:: SUPPLIED ENTRIES ::

○ ○ ○ ○

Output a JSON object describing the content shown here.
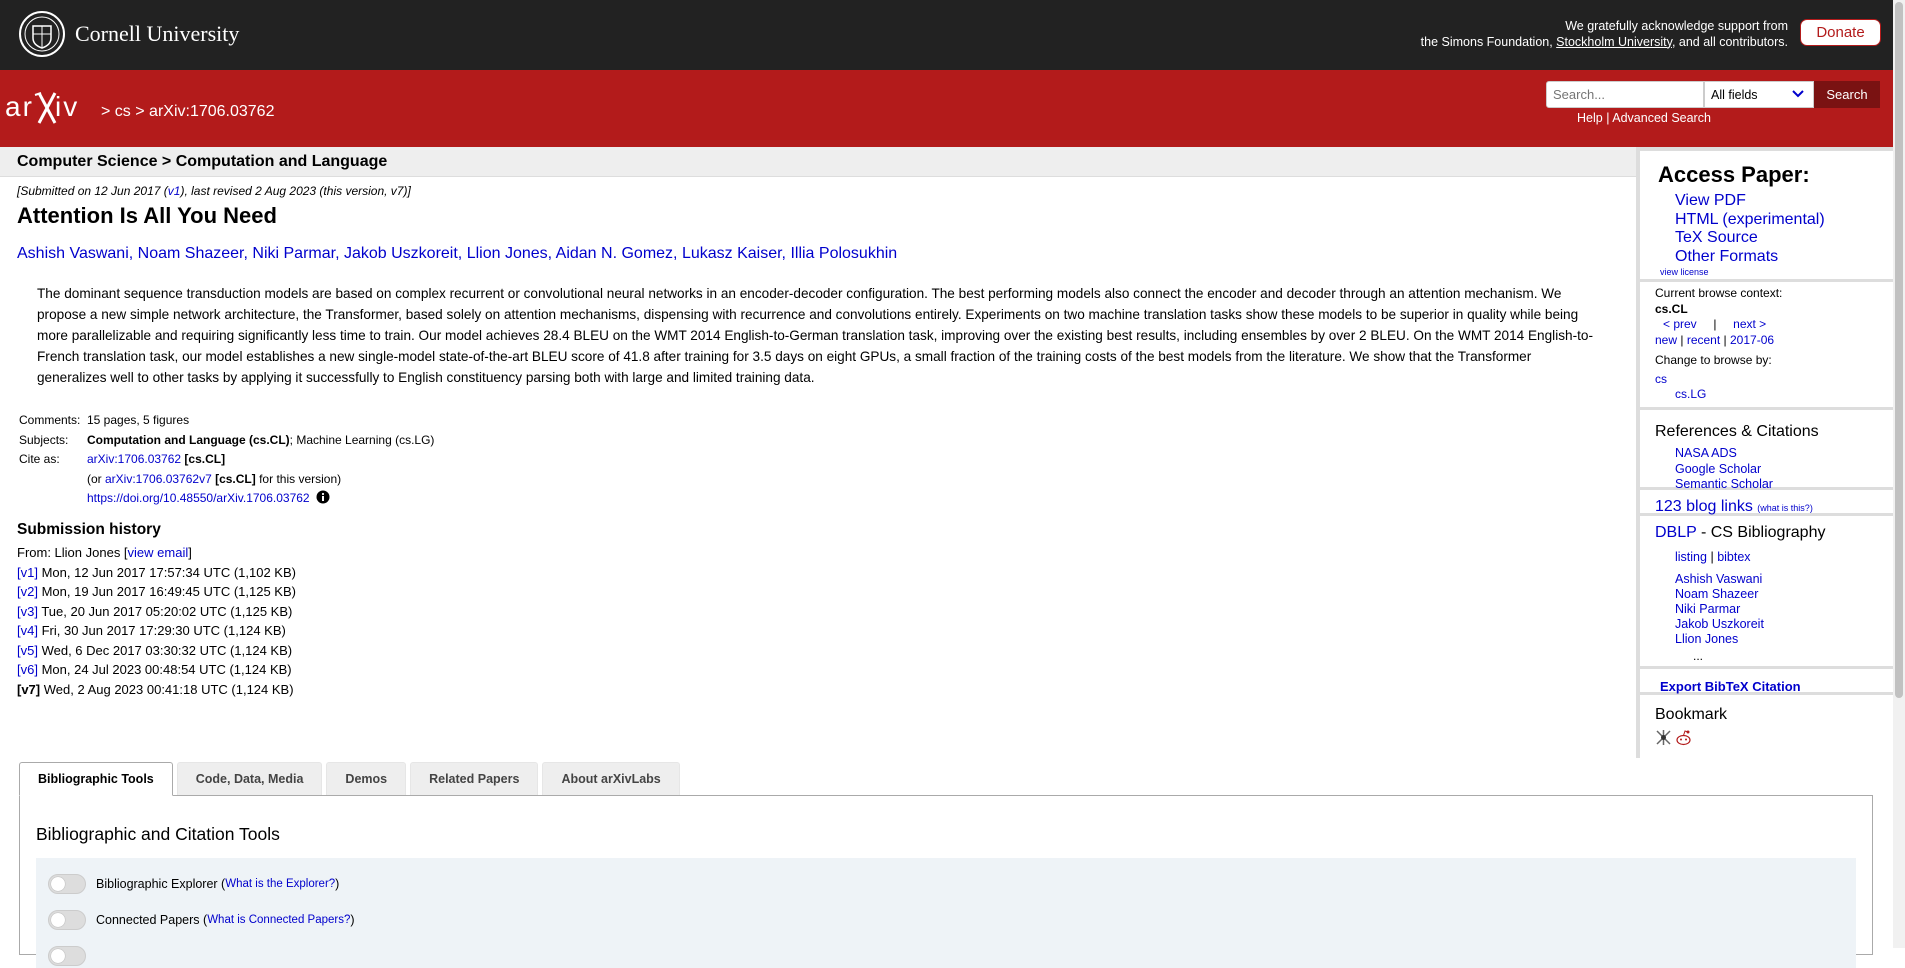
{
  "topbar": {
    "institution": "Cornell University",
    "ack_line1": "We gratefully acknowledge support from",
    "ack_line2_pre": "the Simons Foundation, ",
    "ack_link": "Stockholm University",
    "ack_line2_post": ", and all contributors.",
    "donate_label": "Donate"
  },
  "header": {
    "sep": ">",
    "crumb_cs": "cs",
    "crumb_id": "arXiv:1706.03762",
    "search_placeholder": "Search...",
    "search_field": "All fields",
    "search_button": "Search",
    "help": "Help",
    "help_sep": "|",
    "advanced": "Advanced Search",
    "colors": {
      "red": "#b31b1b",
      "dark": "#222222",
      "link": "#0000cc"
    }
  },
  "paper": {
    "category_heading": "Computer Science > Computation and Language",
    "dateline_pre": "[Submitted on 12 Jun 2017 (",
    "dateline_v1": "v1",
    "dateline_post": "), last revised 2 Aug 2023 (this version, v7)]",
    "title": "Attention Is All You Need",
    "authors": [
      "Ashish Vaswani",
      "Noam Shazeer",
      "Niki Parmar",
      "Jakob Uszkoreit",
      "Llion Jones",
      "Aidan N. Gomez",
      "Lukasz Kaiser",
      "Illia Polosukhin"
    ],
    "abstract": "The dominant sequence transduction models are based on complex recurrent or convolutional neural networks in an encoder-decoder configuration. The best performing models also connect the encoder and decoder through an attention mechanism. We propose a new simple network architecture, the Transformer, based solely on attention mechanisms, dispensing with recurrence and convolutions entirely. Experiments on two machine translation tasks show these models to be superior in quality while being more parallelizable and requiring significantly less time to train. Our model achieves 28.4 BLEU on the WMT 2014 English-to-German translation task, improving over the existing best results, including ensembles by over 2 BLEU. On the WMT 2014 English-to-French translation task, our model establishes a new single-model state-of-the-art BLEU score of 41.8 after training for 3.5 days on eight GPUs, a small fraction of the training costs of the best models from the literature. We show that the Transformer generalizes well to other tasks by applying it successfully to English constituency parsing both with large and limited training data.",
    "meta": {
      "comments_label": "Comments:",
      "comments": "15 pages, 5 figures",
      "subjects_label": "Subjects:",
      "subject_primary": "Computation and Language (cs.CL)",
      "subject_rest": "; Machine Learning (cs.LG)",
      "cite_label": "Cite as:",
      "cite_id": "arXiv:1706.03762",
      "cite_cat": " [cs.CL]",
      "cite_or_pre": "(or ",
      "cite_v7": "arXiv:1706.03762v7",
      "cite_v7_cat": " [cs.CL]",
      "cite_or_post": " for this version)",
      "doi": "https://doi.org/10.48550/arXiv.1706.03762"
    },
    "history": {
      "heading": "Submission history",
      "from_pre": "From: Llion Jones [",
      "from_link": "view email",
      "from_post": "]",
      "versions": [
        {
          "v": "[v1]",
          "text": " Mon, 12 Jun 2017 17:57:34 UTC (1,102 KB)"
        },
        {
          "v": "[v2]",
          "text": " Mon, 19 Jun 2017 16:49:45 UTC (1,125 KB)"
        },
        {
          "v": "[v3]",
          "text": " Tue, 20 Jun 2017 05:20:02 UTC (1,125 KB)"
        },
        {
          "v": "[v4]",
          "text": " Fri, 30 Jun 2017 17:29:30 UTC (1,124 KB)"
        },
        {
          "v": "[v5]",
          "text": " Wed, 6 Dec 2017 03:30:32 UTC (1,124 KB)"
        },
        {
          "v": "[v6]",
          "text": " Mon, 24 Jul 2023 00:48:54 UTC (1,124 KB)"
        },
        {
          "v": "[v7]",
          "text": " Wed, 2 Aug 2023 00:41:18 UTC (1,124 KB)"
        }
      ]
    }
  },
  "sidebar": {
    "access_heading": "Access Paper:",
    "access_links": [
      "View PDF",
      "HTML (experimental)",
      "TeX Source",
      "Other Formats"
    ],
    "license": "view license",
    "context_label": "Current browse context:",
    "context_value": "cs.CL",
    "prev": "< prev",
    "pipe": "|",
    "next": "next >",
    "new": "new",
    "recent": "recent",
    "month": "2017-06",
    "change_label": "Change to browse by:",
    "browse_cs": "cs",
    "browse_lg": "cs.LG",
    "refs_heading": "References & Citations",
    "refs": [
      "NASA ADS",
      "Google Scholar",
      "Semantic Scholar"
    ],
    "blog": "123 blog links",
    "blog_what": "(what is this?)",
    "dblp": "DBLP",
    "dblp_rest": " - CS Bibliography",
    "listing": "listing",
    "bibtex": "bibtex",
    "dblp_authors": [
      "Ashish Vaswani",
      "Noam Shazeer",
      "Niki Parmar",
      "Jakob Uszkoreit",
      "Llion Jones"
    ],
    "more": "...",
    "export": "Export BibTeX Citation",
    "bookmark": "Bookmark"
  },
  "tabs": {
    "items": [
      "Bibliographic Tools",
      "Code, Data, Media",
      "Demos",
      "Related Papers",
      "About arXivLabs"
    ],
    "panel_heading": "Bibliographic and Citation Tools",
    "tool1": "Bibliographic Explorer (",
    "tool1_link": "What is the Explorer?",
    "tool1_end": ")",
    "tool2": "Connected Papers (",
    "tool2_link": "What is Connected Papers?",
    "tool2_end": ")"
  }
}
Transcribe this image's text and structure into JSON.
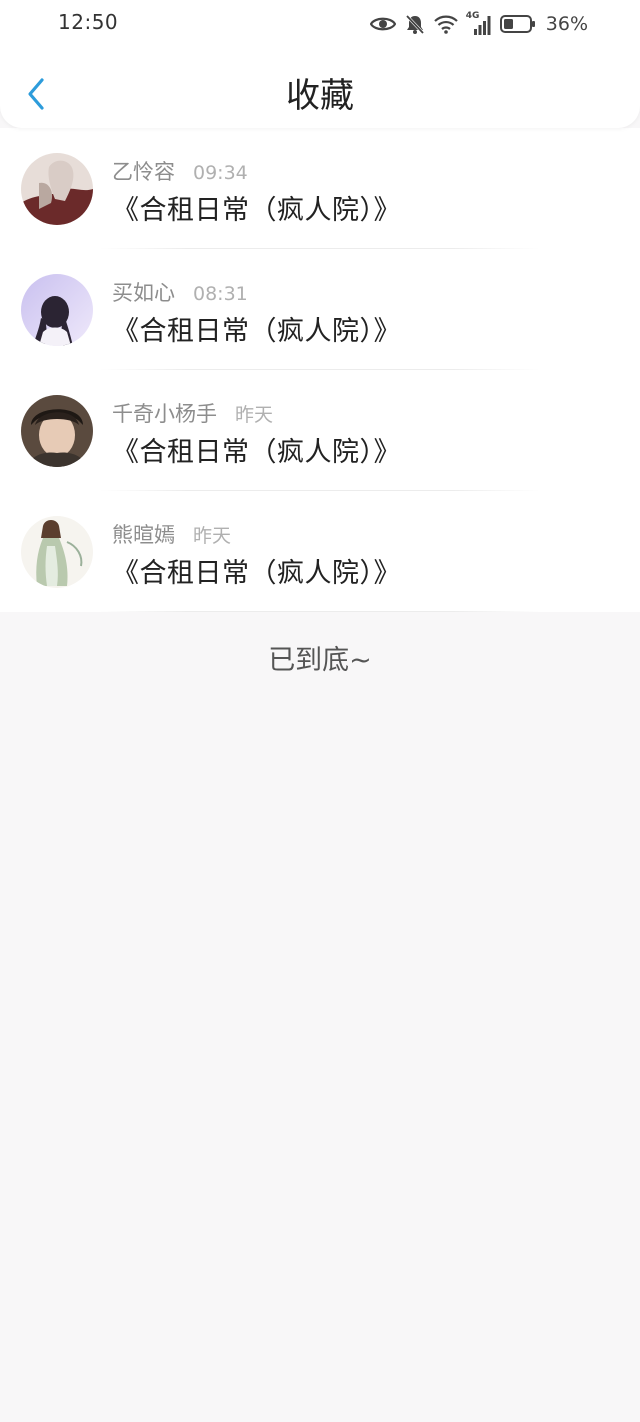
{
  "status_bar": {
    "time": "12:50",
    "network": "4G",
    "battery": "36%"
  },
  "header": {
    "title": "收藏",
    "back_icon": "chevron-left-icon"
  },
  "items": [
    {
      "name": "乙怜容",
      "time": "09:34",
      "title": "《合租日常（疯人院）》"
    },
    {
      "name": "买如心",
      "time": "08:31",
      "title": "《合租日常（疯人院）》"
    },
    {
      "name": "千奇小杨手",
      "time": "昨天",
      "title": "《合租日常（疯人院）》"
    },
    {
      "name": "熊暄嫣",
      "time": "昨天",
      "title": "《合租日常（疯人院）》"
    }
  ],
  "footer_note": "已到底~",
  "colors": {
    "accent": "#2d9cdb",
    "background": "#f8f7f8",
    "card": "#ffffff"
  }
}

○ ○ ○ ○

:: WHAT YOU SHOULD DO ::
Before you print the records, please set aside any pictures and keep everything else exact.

:: EXPECTED ANSWER ::
Output a JSON object describing the content shown here.
{
  "topbar": {
    "institution": "Cornell University",
    "ack_line1": "We gratefully acknowledge support from",
    "ack_line2_pre": "the Simons Foundation, ",
    "ack_link": "Stockholm University",
    "ack_line2_post": ", and all contributors.",
    "donate_label": "Donate"
  },
  "header": {
    "sep": ">",
    "crumb_cs": "cs",
    "crumb_id": "arXiv:1706.03762",
    "search_placeholder": "Search...",
    "search_field": "All fields",
    "search_button": "Search",
    "help": "Help",
    "help_sep": "|",
    "advanced": "Advanced Search",
    "colors": {
      "red": "#b31b1b",
      "dark": "#222222",
      "link": "#0000cc"
    }
  },
  "paper": {
    "category_heading": "Computer Science > Computation and Language",
    "dateline_pre": "[Submitted on 12 Jun 2017 (",
    "dateline_v1": "v1",
    "dateline_post": "), last revised 2 Aug 2023 (this version, v7)]",
    "title": "Attention Is All You Need",
    "authors": [
      "Ashish Vaswani",
      "Noam Shazeer",
      "Niki Parmar",
      "Jakob Uszkoreit",
      "Llion Jones",
      "Aidan N. Gomez",
      "Lukasz Kaiser",
      "Illia Polosukhin"
    ],
    "abstract": "The dominant sequence transduction models are based on complex recurrent or convolutional neural networks in an encoder-decoder configuration. The best performing models also connect the encoder and decoder through an attention mechanism. We propose a new simple network architecture, the Transformer, based solely on attention mechanisms, dispensing with recurrence and convolutions entirely. Experiments on two machine translation tasks show these models to be superior in quality while being more parallelizable and requiring significantly less time to train. Our model achieves 28.4 BLEU on the WMT 2014 English-to-German translation task, improving over the existing best results, including ensembles by over 2 BLEU. On the WMT 2014 English-to-French translation task, our model establishes a new single-model state-of-the-art BLEU score of 41.8 after training for 3.5 days on eight GPUs, a small fraction of the training costs of the best models from the literature. We show that the Transformer generalizes well to other tasks by applying it successfully to English constituency parsing both with large and limited training data.",
    "meta": {
      "comments_label": "Comments:",
      "comments": "15 pages, 5 figures",
      "subjects_label": "Subjects:",
      "subject_primary": "Computation and Language (cs.CL)",
      "subject_rest": "; Machine Learning (cs.LG)",
      "cite_label": "Cite as:",
      "cite_id": "arXiv:1706.03762",
      "cite_cat": " [cs.CL]",
      "cite_or_pre": "(or ",
      "cite_v7": "arXiv:1706.03762v7",
      "cite_v7_cat": " [cs.CL]",
      "cite_or_post": " for this version)",
      "doi": "https://doi.org/10.48550/arXiv.1706.03762"
    },
    "history": {
      "heading": "Submission history",
      "from_pre": "From: Llion Jones [",
      "from_link": "view email",
      "from_post": "]",
      "versions": [
        {
          "v": "[v1]",
          "text": " Mon, 12 Jun 2017 17:57:34 UTC (1,102 KB)"
        },
        {
          "v": "[v2]",
          "text": " Mon, 19 Jun 2017 16:49:45 UTC (1,125 KB)"
        },
        {
          "v": "[v3]",
          "text": " Tue, 20 Jun 2017 05:20:02 UTC (1,125 KB)"
        },
        {
          "v": "[v4]",
          "text": " Fri, 30 Jun 2017 17:29:30 UTC (1,124 KB)"
        },
        {
          "v": "[v5]",
          "text": " Wed, 6 Dec 2017 03:30:32 UTC (1,124 KB)"
        },
        {
          "v": "[v6]",
          "text": " Mon, 24 Jul 2023 00:48:54 UTC (1,124 KB)"
        },
        {
          "v": "[v7]",
          "text": " Wed, 2 Aug 2023 00:41:18 UTC (1,124 KB)"
        }
      ]
    }
  },
  "sidebar": {
    "access_heading": "Access Paper:",
    "access_links": [
      "View PDF",
      "HTML (experimental)",
      "TeX Source",
      "Other Formats"
    ],
    "license": "view license",
    "context_label": "Current browse context:",
    "context_value": "cs.CL",
    "prev": "< prev",
    "pipe": "|",
    "next": "next >",
    "new": "new",
    "recent": "recent",
    "month": "2017-06",
    "change_label": "Change to browse by:",
    "browse_cs": "cs",
    "browse_lg": "cs.LG",
    "refs_heading": "References & Citations",
    "refs": [
      "NASA ADS",
      "Google Scholar",
      "Semantic Scholar"
    ],
    "blog": "123 blog links",
    "blog_what": "(what is this?)",
    "dblp": "DBLP",
    "dblp_rest": " - CS Bibliography",
    "listing": "listing",
    "bibtex": "bibtex",
    "dblp_authors": [
      "Ashish Vaswani",
      "Noam Shazeer",
      "Niki Parmar",
      "Jakob Uszkoreit",
      "Llion Jones"
    ],
    "more": "...",
    "export": "Export BibTeX Citation",
    "bookmark": "Bookmark"
  },
  "tabs": {
    "items": [
      "Bibliographic Tools",
      "Code, Data, Media",
      "Demos",
      "Related Papers",
      "About arXivLabs"
    ],
    "panel_heading": "Bibliographic and Citation Tools",
    "tool1": "Bibliographic Explorer (",
    "tool1_link": "What is the Explorer?",
    "tool1_end": ")",
    "tool2": "Connected Papers (",
    "tool2_link": "What is Connected Papers?",
    "tool2_end": ")"
  }
}
Transcribe this image's text and structure into JSON.
{
  "status_bar": {
    "time": "12:50",
    "network": "4G",
    "battery": "36%"
  },
  "header": {
    "title": "收藏",
    "back_icon": "chevron-left-icon"
  },
  "items": [
    {
      "name": "乙怜容",
      "time": "09:34",
      "title": "《合租日常（疯人院）》"
    },
    {
      "name": "买如心",
      "time": "08:31",
      "title": "《合租日常（疯人院）》"
    },
    {
      "name": "千奇小杨手",
      "time": "昨天",
      "title": "《合租日常（疯人院）》"
    },
    {
      "name": "熊暄嫣",
      "time": "昨天",
      "title": "《合租日常（疯人院）》"
    }
  ],
  "footer_note": "已到底~",
  "colors": {
    "accent": "#2d9cdb",
    "background": "#f8f7f8",
    "card": "#ffffff"
  }
}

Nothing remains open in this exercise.